Manuel Neculman, Mapuche teacher, under his initiative begins a new period, and how the Mapuche struggle for their rights. El 3 de julio de 1910 en Temuko funda y pasa a ser el primer presidente de la organización social Sociedad Caupolicán Defensora de la Araucanía. On July 3, 1910 in Temuko ,he becomes the first president of the Society Caupolicán social organization Defender of Araucanía.

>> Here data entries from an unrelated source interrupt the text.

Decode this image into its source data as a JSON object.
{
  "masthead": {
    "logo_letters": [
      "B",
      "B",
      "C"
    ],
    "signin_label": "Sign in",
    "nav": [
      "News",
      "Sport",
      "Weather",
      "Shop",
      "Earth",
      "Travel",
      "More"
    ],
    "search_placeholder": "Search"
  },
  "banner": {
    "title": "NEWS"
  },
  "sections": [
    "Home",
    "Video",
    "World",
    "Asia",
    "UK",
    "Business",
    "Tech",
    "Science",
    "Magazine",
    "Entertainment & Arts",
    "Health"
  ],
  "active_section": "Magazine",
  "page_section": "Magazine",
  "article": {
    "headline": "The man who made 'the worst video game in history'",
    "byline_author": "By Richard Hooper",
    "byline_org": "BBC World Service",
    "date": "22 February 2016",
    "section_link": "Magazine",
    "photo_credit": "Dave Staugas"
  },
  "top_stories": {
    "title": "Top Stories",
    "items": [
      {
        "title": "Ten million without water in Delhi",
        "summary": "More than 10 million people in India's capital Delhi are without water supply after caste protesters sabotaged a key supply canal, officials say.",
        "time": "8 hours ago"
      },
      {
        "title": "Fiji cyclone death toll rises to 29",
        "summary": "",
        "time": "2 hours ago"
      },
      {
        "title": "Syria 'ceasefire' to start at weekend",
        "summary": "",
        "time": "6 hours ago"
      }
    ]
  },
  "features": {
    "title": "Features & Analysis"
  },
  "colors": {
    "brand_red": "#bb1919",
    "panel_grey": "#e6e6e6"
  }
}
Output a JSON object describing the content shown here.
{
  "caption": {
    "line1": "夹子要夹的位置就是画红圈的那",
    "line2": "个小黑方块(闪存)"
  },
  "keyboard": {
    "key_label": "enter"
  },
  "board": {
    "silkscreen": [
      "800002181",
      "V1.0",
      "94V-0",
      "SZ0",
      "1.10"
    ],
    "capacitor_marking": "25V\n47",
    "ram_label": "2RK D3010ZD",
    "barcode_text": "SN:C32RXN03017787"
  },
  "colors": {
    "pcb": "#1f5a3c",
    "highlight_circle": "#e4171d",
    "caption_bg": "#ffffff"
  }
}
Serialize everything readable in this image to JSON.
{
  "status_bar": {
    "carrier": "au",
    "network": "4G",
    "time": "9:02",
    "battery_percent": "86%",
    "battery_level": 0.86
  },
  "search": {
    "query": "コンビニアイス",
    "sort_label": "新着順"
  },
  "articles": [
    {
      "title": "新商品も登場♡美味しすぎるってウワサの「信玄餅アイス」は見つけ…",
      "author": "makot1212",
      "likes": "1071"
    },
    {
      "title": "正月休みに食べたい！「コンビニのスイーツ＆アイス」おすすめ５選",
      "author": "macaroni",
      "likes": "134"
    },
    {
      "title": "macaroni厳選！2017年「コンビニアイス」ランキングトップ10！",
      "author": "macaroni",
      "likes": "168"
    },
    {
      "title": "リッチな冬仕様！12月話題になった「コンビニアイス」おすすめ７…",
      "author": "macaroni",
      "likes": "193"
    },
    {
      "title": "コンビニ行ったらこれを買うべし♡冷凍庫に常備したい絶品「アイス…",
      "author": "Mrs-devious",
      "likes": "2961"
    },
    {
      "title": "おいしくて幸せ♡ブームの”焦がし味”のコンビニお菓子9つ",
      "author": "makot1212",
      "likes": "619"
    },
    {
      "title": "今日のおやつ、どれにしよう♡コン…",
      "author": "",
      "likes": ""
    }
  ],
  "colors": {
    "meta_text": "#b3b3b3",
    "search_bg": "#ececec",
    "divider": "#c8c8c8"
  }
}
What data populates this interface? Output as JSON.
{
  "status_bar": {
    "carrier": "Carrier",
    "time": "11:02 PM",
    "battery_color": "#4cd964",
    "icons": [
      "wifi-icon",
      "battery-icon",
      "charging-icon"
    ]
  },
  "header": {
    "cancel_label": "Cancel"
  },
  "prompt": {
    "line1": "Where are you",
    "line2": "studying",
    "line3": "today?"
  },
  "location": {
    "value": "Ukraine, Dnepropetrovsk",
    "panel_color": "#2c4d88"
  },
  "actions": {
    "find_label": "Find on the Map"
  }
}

Manuel Aburto Panguilef. Al igual que Manuel Neculman protagonista de esta nuevo período y forma de lucha del pueblo Mapuche por sus derechos.Manuel Aburto Panguilef. Manuel Like Neculman protagonist of this new period, and how the Mapuche struggle for their rights. En 1916 funda en Lonkoche, la Sociedad Mapuche de Protección Mutua . In 1916 based at Lonkoche, the Mapuche Mutual Protection Society. Posteriormente en diciembre de 1921 esta organización se transformo en la Federación Araucana , ambas presididas por Manuel Aburto Panguilef. Later in December 1921 this organization was transformed into the Araucana Federation, both chaired by Manuel Aburto Panguilef.
Charles and Alice had 5 children:
Berith B. born 1890 Manitoba- died Temuco Chile 1963, Rev . Ralph Rayomd B. B1902-1989 Peterborough, Alice Mary 1895-1895 Quebec, Charles Rodney b. 9/7/1904 – . Georgina b. 1887 and died in Paris Ontario.
Berrith Sadleir :
lived in Toronto 1891-1963. Arrived Liverpool 1901 – went to school in England? Was noted as arrived in NY in 1913- Ellis Island. Also that all the family arrived Ellis Island in 1913 – Berith ,23, Alice Mary 48, Charles A 52, Charles Rodney 8 , and Ralph Raymond 7.
She married John Trevor Hemans (1891-1945). John was born in Eastburne , E. Sussex and was an Anglican Minister who founded I n1935/42 St John’s English school in Concepcion , Chile. Later Georgina took over and managed the school. John Trevor was a captain in the royal field artillery in WW1. John emigrated to USA at 29 in 1919 from London England. Their son was Michael Derek Hemans born 1928 in Valparaiso , Chile.
Michael Derek was educated in Chile and attended Wheaton University in Chicago. He left for Australia in 1965/1966 and succeeded the organist at St Andrew’s Cathedral in Sydney . He died in 1980 in Sydney as an organist on the job, and is buried at Macquarie Park, NSW.
- organist and master of choralists St Andrews : Michael Hemans 1966–1980. He was a celebrated organist in Australia.